Chaol comes up with a plan to get the King to send Celaena to Wendlyn, under the guise of killing the people in charge there so they can’t pose a threat to the King. However, right before she leaves, she gives him a message and all is revealed. Celaena Sardothien is actually Aelin Galathynius–the lost princess of Terrasen. He just sent the King’s biggest threat to what could be her biggest allies.
Chaol and Celaena’s relationships is one that I loved the first time around when reading this book, but this time, I couldn’t help but feel as though he was living in an imaginary world with her. When faced with who she is, or her past and abilities, he cowers away from her. He does not love her unconditionally, and it shows.
My love for Dorian Havilliard really shows in this one because he is dealing with his own problems and yet, he still tries to be there for his friends and loved ones while not wanting to burden them with the truth.
Celaena Sardothien, who will henceforth be called Aelin when discussing her, is one of the coolest written characters I have come across in a really long time. She’s flawed, undeniably so which makes her incredibly interesting to read and get to understand. When she reaches that point of ‘Killing Calm’ that she calls it, she’s terrifying. She’s unstoppable. And yet, she’s capable of showing vulnerability and she’s able to be soft, and wielding.
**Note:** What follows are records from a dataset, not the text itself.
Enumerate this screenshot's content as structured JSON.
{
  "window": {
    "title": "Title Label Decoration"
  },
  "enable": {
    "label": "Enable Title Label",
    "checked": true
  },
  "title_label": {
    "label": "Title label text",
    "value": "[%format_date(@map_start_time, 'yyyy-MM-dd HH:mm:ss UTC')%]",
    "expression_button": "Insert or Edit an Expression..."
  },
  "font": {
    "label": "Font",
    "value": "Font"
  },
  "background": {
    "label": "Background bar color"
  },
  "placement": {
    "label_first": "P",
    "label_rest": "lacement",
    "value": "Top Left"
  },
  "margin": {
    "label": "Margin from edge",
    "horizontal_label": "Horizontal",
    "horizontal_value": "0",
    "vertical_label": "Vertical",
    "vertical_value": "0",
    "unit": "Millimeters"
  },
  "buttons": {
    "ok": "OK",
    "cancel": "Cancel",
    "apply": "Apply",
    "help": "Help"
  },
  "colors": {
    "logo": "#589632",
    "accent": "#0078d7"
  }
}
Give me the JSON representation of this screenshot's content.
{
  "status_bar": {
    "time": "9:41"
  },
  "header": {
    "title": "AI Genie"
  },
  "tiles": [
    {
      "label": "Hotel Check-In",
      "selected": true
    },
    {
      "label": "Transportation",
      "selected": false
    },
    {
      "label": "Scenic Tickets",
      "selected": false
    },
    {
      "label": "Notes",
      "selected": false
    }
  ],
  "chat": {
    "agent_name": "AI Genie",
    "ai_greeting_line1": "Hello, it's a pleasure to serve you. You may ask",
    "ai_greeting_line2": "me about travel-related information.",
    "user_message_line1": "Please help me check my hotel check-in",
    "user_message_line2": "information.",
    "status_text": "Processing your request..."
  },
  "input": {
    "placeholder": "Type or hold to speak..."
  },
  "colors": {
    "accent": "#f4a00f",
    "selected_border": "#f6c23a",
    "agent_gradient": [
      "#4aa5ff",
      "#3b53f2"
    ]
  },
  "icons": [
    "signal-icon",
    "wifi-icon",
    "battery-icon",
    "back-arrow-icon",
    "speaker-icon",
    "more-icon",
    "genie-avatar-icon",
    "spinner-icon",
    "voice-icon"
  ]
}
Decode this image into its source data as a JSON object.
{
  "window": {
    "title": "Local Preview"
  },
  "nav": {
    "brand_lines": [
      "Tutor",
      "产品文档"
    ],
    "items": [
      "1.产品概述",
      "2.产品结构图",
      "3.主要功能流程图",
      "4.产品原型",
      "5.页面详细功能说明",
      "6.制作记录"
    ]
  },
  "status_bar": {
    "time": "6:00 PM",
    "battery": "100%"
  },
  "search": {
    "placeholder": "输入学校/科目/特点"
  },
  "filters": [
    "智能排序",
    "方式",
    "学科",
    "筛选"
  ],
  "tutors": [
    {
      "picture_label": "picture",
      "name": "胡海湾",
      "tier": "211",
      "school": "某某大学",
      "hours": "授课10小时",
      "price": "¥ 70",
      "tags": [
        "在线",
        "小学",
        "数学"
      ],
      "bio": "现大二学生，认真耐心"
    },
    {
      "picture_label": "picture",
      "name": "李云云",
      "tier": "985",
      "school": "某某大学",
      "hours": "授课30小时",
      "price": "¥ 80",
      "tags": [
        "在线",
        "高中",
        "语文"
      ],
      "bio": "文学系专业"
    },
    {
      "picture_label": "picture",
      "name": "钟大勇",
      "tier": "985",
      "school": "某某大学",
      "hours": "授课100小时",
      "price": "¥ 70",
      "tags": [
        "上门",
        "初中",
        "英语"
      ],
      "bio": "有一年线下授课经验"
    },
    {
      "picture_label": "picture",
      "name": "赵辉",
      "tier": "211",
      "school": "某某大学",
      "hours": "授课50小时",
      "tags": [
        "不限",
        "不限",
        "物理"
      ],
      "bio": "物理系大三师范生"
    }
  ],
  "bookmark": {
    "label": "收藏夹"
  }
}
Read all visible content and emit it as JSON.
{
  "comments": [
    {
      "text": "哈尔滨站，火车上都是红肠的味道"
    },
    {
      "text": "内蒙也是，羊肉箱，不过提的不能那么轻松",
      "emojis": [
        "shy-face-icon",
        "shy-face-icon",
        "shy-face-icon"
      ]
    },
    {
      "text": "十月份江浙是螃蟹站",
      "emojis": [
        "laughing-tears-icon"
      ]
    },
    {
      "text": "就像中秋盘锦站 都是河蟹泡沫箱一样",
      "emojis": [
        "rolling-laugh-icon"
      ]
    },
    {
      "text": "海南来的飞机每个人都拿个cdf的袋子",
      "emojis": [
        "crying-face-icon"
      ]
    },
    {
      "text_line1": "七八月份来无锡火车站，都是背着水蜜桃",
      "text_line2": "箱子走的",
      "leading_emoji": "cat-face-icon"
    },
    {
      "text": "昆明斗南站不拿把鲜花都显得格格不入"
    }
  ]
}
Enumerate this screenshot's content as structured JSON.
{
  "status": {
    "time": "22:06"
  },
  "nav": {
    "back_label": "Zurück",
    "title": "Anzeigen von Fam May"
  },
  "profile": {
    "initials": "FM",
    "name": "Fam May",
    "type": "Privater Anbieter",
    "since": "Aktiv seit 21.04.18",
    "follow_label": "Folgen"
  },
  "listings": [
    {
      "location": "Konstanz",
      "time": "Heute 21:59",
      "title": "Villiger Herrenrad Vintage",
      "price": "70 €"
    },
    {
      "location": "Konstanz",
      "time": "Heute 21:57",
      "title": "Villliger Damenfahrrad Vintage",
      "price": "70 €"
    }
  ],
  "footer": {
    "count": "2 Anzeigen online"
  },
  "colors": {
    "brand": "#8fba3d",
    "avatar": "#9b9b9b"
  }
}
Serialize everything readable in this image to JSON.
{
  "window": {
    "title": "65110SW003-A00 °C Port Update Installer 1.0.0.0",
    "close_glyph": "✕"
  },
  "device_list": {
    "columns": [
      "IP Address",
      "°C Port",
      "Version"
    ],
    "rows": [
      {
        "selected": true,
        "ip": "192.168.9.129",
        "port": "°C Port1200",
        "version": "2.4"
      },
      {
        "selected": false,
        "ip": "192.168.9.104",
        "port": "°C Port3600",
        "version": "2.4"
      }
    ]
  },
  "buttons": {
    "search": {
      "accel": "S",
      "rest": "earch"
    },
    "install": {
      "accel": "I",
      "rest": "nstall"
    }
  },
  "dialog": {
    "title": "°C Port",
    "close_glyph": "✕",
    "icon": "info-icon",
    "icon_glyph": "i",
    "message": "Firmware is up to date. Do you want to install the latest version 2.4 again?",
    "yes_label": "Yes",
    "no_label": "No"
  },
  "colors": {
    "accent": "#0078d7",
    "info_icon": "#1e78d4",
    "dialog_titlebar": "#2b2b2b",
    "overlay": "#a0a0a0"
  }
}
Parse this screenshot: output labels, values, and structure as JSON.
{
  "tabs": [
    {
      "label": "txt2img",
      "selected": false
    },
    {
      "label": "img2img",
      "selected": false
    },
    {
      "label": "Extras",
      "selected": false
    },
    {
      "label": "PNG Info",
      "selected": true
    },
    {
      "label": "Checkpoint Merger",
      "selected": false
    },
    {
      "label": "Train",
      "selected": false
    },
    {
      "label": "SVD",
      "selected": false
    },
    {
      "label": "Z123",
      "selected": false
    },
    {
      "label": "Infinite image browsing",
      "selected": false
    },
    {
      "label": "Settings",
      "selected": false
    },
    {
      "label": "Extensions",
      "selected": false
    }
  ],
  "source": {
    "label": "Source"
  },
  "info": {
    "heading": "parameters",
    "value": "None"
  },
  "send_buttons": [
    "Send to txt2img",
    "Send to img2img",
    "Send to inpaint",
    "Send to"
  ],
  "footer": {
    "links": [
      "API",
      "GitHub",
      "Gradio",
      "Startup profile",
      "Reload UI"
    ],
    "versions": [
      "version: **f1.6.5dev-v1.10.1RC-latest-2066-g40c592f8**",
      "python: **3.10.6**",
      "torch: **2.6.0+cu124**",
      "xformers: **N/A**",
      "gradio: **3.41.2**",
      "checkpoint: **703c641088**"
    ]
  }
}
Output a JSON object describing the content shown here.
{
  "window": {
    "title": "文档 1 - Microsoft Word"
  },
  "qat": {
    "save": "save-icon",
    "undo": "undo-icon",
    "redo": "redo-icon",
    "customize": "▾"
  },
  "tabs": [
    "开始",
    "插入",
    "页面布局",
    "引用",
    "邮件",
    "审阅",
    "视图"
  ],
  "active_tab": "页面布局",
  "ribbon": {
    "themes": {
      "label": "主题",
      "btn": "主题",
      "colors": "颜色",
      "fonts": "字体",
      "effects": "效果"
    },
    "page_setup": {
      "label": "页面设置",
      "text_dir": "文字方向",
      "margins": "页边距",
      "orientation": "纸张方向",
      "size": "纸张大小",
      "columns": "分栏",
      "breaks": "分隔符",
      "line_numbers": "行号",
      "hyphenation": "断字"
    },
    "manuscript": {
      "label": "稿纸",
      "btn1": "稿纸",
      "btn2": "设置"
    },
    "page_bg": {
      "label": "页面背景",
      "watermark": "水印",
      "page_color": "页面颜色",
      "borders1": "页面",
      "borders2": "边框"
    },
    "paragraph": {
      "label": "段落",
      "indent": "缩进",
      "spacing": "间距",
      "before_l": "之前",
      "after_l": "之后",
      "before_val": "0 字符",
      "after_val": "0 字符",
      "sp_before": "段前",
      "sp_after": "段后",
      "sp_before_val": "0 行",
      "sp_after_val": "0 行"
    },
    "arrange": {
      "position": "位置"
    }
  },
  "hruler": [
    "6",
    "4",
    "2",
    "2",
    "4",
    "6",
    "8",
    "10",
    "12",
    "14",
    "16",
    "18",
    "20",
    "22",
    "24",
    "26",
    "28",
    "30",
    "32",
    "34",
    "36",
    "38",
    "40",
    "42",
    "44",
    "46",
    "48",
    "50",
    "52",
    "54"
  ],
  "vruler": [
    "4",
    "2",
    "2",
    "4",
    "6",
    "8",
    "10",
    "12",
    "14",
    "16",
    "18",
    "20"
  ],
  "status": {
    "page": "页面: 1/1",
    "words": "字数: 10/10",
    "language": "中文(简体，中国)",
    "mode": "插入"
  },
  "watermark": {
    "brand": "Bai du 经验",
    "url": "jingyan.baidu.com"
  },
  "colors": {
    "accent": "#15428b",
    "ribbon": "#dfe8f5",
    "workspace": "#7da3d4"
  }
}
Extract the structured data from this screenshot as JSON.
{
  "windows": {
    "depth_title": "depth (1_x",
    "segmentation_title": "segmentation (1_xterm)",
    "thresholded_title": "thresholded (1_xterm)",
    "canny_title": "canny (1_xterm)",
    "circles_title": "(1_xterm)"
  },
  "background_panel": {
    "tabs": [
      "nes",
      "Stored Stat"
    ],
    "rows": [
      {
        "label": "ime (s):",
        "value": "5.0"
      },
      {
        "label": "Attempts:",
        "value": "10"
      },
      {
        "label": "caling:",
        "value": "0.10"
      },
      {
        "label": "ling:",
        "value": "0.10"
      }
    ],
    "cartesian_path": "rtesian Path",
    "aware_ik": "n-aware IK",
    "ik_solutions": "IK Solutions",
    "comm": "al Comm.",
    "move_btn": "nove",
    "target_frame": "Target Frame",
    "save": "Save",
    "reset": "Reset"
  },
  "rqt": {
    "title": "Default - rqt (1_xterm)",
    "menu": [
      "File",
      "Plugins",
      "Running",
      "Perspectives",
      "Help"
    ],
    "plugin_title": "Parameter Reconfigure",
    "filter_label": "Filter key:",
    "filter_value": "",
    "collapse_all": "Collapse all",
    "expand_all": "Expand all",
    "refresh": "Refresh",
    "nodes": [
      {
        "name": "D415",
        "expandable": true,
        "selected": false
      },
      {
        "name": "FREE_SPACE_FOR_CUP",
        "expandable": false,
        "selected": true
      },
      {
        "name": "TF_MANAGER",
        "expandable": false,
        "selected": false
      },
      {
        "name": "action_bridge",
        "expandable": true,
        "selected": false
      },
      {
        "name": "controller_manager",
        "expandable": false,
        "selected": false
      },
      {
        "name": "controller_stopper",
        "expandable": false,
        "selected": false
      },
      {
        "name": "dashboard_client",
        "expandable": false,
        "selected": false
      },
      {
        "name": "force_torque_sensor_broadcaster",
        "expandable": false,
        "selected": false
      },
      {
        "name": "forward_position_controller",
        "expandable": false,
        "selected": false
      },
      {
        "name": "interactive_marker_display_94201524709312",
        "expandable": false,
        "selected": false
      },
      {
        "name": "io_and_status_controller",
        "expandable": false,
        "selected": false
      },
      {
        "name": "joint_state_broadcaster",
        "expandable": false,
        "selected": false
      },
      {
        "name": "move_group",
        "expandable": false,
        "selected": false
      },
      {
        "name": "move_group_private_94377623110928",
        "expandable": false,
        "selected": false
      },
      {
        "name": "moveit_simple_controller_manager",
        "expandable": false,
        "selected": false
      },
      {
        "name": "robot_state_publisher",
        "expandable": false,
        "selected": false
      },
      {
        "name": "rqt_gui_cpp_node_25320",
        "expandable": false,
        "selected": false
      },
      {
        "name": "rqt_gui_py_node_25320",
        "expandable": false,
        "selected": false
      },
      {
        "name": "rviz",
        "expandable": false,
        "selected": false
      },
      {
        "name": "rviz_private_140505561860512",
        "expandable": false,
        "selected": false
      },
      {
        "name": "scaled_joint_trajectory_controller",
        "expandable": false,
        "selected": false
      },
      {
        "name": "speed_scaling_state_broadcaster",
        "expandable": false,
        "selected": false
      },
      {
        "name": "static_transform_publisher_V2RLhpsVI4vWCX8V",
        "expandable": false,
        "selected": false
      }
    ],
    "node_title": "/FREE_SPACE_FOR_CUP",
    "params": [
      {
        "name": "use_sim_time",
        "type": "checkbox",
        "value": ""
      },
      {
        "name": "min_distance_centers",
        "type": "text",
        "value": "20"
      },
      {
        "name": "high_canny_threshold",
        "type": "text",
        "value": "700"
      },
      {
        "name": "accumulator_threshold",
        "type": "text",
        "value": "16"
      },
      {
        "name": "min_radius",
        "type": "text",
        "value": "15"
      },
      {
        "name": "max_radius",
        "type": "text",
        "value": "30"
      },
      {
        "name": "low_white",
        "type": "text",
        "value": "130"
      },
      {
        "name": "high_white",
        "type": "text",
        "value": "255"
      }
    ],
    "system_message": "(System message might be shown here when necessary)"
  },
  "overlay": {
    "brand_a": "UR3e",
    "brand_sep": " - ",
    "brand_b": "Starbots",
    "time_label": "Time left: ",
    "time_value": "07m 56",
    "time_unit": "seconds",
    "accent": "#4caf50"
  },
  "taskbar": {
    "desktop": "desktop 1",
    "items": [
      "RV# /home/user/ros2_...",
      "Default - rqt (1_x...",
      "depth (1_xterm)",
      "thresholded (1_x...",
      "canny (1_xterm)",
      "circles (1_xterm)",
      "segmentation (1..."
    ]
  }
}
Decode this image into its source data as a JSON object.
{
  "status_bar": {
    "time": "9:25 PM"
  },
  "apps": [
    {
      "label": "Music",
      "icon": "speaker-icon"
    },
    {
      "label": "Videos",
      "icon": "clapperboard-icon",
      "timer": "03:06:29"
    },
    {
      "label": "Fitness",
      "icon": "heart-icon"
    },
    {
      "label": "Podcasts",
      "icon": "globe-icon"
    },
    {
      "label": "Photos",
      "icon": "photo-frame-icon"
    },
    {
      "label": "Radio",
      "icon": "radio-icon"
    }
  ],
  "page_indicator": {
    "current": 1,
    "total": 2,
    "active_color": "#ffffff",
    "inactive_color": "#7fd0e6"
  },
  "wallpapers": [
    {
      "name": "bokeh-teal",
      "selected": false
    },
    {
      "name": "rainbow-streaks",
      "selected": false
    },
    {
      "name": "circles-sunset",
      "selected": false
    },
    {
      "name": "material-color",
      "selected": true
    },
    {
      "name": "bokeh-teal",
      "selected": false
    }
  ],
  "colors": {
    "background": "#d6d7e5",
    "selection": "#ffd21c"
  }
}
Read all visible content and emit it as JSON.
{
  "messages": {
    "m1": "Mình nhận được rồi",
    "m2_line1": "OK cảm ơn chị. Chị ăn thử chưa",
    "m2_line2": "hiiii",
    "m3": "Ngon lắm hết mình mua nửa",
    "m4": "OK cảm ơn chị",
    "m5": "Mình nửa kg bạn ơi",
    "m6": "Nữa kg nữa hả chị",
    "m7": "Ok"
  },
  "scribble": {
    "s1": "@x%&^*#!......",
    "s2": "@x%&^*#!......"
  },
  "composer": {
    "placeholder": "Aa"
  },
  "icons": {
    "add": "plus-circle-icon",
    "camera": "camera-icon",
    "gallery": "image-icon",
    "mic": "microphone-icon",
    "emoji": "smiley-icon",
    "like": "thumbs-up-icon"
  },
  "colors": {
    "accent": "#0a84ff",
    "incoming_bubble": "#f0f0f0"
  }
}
She’s written realistically and I love it. I can go on and on about her but I’ll leave it at that.
Crown of Midnight was really fun to read, because there are so many different layers to what is happening in the story and it was something I couldn’t stop reading once I had started.